After coming under intense criticism, this year Italy was removed from the Watch List in the USTR’s Special 301 Report. Part of the formula for that achievement was to be found in telecoms regulator AGCOM.
Instead of legislating against piracy, the Italian government gave the watchdog the power to deal with infringement, up to and including the removal of infringing content and even the blocking of allegedly copyright-infringing domains.
In May and following complaints from the entertainment industry, AGCOM ordered the blocking of four torrent sites – LimeTorrents, TorrentDownload.ws, Torrentz.pro and TorrentDownloads.me. Just over a month later and yet more sites have fallen victim to its blocking regime.
This time around it’s the turn of Torrent.cd, Torrentvia and TorrentRoom to land on the AGCOM blacklist. None of the sites are large, quite the opposite in fact, but a dig down into their traffic stats reveals why Italy is interested in them.
The largest of the trio, Torrent.cd, has the greatest proportion of its visitors arrive from India, closely followed by the United States. Just a fraction of a percent behind are Italian visitors, making Torrent.cd fairly popular with locals.

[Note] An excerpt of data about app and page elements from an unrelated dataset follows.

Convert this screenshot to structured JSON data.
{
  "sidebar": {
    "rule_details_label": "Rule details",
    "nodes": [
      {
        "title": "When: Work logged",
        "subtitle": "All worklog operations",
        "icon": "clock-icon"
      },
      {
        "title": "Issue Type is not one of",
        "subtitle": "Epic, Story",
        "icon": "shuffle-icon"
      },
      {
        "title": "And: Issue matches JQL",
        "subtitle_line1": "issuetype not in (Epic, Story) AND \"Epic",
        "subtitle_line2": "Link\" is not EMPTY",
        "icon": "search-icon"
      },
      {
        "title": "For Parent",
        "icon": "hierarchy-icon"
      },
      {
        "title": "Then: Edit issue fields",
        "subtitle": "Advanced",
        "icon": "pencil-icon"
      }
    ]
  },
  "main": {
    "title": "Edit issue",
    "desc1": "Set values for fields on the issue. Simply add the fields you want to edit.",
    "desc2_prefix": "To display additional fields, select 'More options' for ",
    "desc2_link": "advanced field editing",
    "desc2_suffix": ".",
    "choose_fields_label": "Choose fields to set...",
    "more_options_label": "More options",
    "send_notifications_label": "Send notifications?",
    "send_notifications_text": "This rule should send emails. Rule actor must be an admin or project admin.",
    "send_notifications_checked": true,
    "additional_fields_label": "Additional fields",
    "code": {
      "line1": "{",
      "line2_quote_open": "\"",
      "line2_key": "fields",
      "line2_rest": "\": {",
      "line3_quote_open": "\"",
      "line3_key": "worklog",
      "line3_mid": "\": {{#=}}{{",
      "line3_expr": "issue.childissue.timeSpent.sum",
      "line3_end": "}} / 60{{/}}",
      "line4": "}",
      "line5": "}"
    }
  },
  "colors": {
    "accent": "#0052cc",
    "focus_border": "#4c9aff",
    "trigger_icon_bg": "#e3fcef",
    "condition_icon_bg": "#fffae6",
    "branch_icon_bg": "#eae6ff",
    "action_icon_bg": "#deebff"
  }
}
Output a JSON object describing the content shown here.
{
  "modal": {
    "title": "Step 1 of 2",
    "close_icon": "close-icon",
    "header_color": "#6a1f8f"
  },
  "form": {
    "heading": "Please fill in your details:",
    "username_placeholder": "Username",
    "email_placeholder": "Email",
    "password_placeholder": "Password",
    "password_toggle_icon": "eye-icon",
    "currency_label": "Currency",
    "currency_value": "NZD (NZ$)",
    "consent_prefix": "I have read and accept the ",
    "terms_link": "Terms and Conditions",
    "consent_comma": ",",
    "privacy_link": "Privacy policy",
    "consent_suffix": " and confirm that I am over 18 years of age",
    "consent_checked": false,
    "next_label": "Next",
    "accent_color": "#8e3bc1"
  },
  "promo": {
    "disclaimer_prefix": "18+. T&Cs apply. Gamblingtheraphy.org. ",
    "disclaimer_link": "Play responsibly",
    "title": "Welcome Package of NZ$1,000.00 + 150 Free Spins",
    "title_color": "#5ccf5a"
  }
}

In mid 2012, TorrentRoom.com was among the top 5000 sites in the world, but traffic to the site diminished to a near all time low in mid 2013. A recovery in the early part of 2014 reversed the trend for a while, but traffic is currently the worst it has ever been. However, stats from Alexa show that Italian visitors to the site are only outnumbered by those from the United States, again making the site relatively popular with locals.
TorrentVia.com is a very small site indeed with a global Alexa rank of 178,400. Traffic is so low in fact that it’s difficult to obtain stats. That said, Google.it is the site’s second most-popular referrer, something which again reflects local interest.
For now it seems that AGCOM are going after sites that are enjoyed more locally, but that could very well change once the regulator runs out of targets.